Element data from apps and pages

####################

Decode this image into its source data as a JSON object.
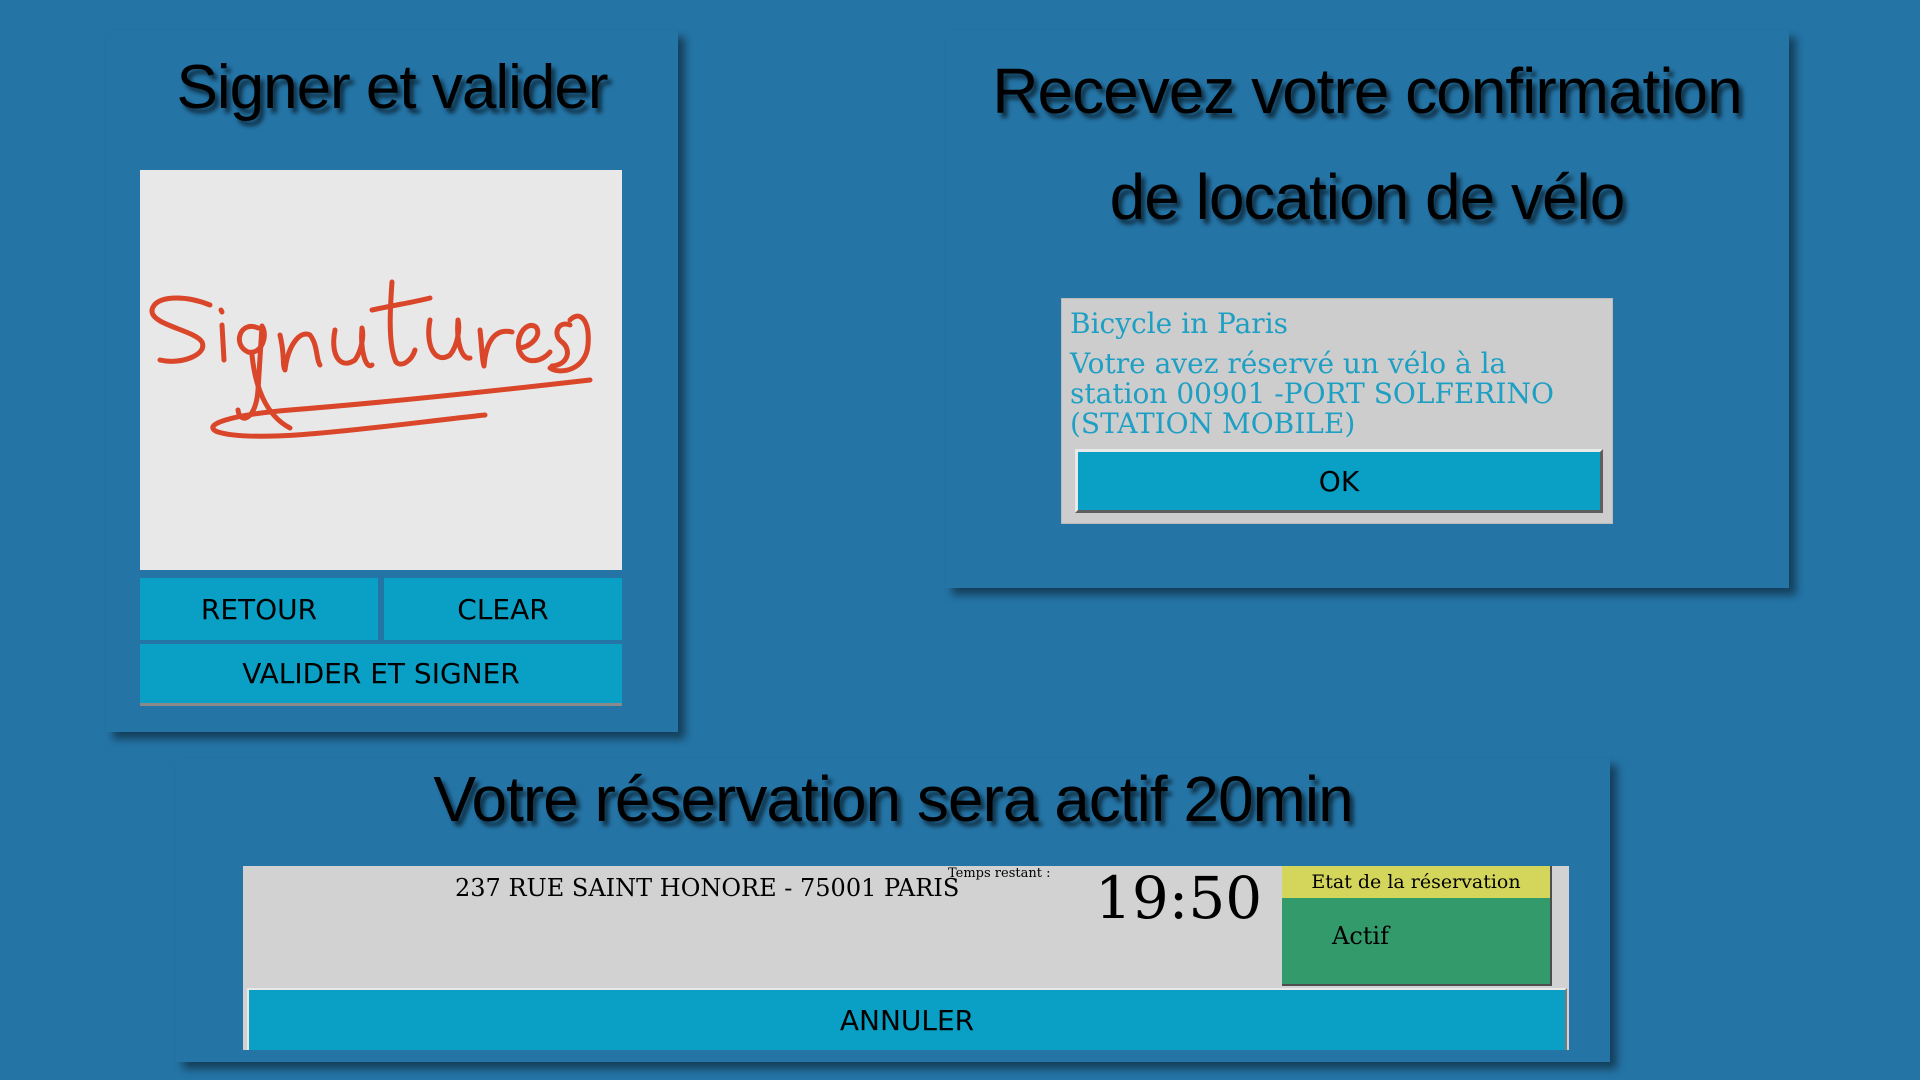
{
  "signature_panel": {
    "title": "Signer et valider",
    "buttons": {
      "back": "RETOUR",
      "clear": "CLEAR",
      "validate": "VALIDER ET SIGNER"
    },
    "signature_color": "#d9462a"
  },
  "confirmation_panel": {
    "title_line1": "Recevez votre confirmation",
    "title_line2": "de location de vélo",
    "dialog": {
      "title": "Bicycle in Paris",
      "message": "Votre avez réservé un vélo à la station 00901 -PORT SOLFERINO (STATION MOBILE)",
      "ok_label": "OK"
    }
  },
  "reservation_panel": {
    "title": "Votre réservation sera actif 20min",
    "address": "237 RUE SAINT HONORE - 75001 PARIS",
    "time_label": "Temps restant :",
    "time_value": "19:50",
    "status_header": "Etat de la réservation",
    "status_value": "Actif",
    "cancel_label": "ANNULER"
  },
  "colors": {
    "background": "#2474a6",
    "button": "#0aa0c5",
    "dialog_text": "#1e9fc4",
    "status_header": "#d4d65c",
    "status_active": "#339a6b"
  }
}
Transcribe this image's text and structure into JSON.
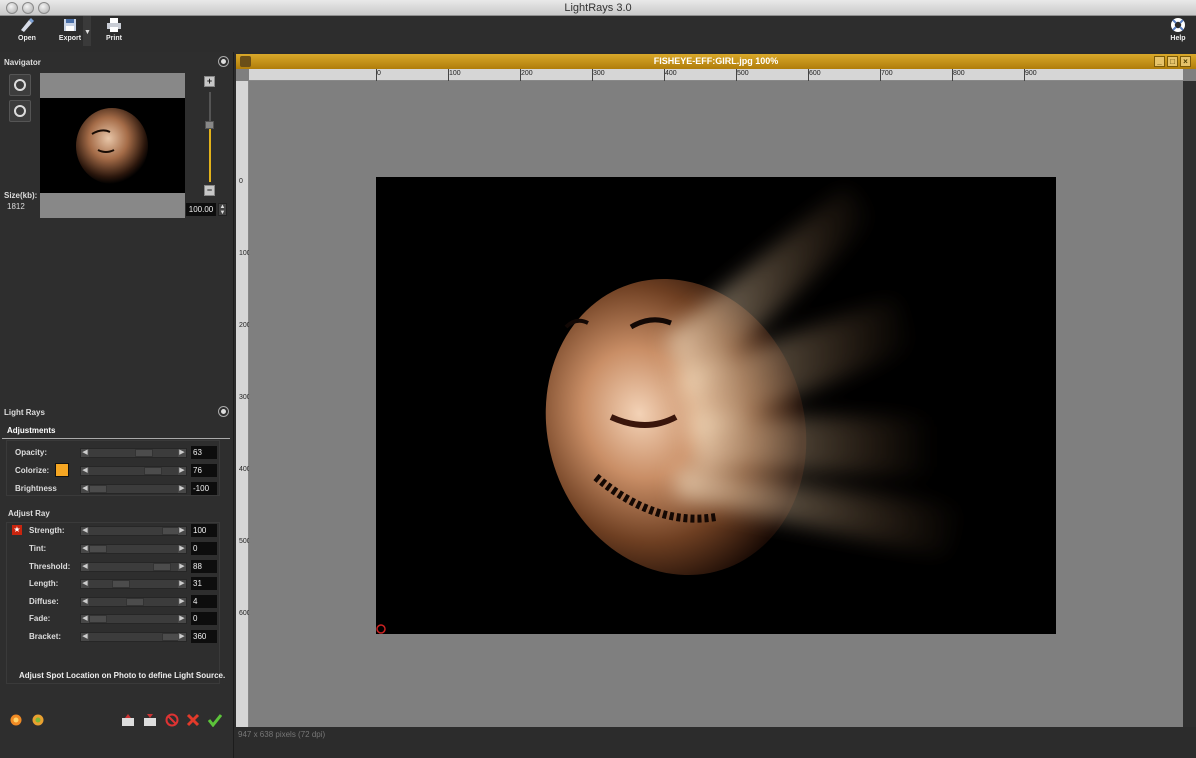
{
  "window": {
    "title": "LightRays 3.0"
  },
  "toolbar": {
    "open_label": "Open",
    "export_label": "Export",
    "print_label": "Print",
    "help_label": "Help"
  },
  "navigator": {
    "title": "Navigator",
    "size_label": "Size(kb):",
    "size_value": "1812",
    "zoom_value": "100.00"
  },
  "lightrays": {
    "title": "Light Rays",
    "tab_label": "Adjustments",
    "adjustments": [
      {
        "label": "Opacity:",
        "value": "63",
        "level": 0.63
      },
      {
        "label": "Colorize:",
        "value": "76",
        "level": 0.76
      },
      {
        "label": "Brightness",
        "value": "-100",
        "level": 0.0
      }
    ],
    "adjust_ray_title": "Adjust Ray",
    "rays": [
      {
        "label": "Strength:",
        "value": "100",
        "level": 1.0
      },
      {
        "label": "Tint:",
        "value": "0",
        "level": 0.0
      },
      {
        "label": "Threshold:",
        "value": "88",
        "level": 0.88
      },
      {
        "label": "Length:",
        "value": "31",
        "level": 0.31
      },
      {
        "label": "Diffuse:",
        "value": "4",
        "level": 0.5
      },
      {
        "label": "Fade:",
        "value": "0",
        "level": 0.0
      },
      {
        "label": "Bracket:",
        "value": "360",
        "level": 1.0
      }
    ],
    "hint": "Adjust Spot Location on Photo to define Light Source."
  },
  "document": {
    "title": "FISHEYE-EFF:GIRL.jpg 100%",
    "status": "947 x 638 pixels (72 dpi)",
    "hruler_labels": [
      "0",
      "100",
      "200",
      "300",
      "400",
      "500",
      "600",
      "700",
      "800",
      "900"
    ],
    "vruler_labels": [
      "0",
      "100",
      "200",
      "300",
      "400",
      "500",
      "600"
    ]
  },
  "colors": {
    "accent": "#c9960f",
    "colorize_swatch": "#f5a623",
    "photo_bg": "#000000"
  }
}
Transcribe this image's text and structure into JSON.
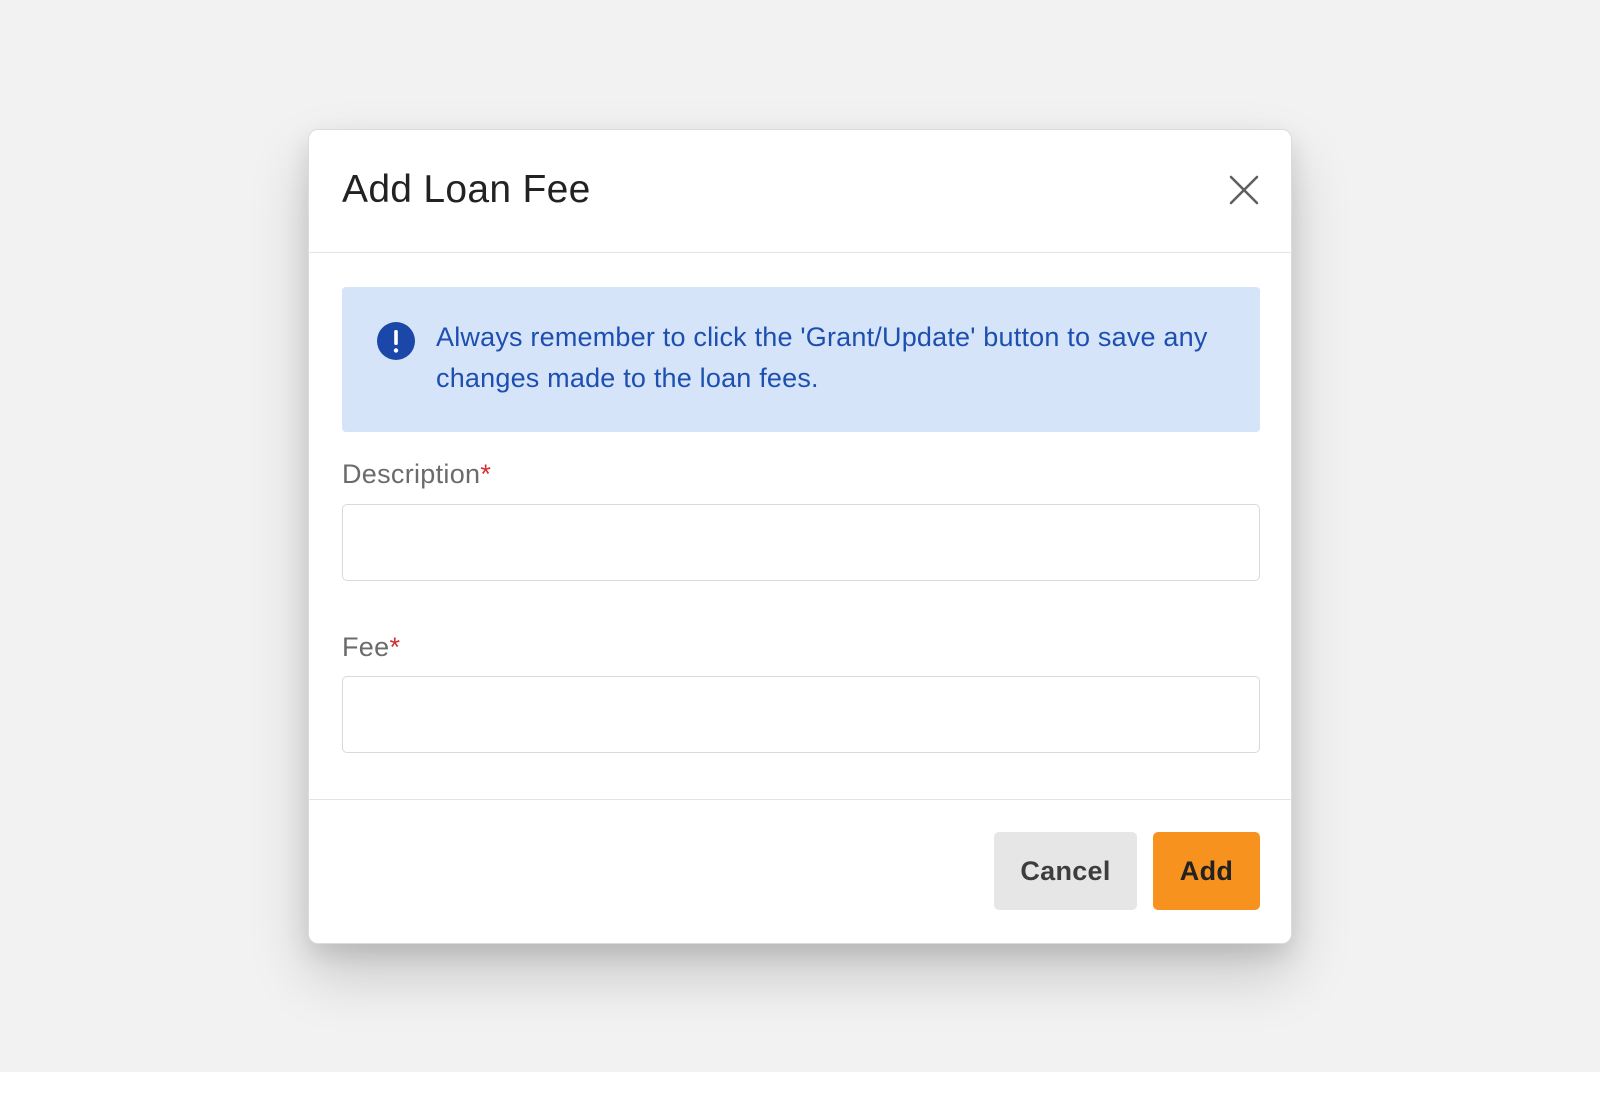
{
  "modal": {
    "title": "Add Loan Fee",
    "close_icon": "close-icon"
  },
  "alert": {
    "icon": "exclamation-circle-icon",
    "message": "Always remember to click the 'Grant/Update' button to save any changes made to the loan fees.",
    "background_color": "#d6e4fa",
    "text_color": "#1d4fb0"
  },
  "form": {
    "description": {
      "label": "Description",
      "required_marker": "*",
      "value": ""
    },
    "fee": {
      "label": "Fee",
      "required_marker": "*",
      "value": ""
    }
  },
  "footer": {
    "cancel_label": "Cancel",
    "add_label": "Add",
    "add_color": "#f7921e"
  }
}
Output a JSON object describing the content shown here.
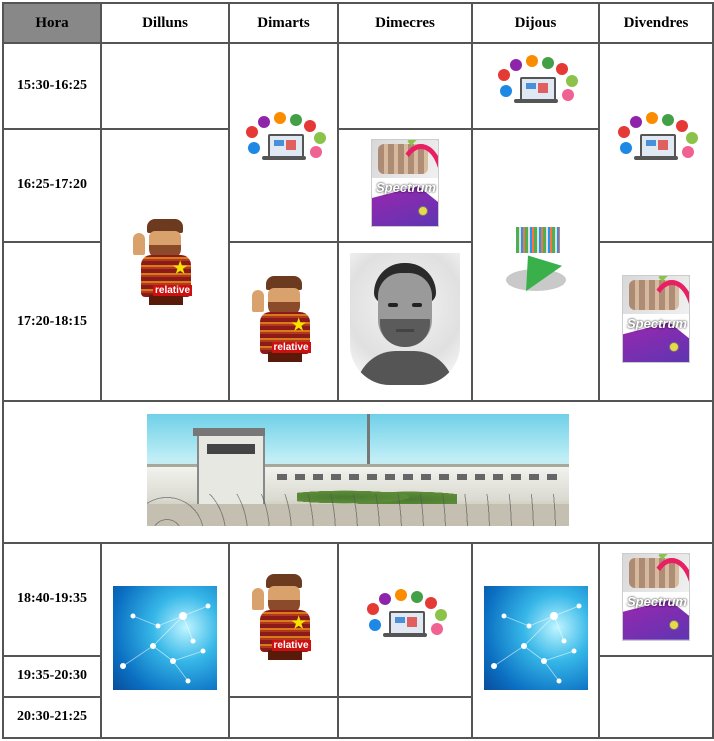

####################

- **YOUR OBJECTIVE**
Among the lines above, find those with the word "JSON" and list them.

- **EXERCISE ANSWER**
Decode this image into its source data as a JSON object.
Transcribe this image's text and structure into JSON.
Transcribe this image's text and structure into JSON.
Output a JSON object describing the content shown here.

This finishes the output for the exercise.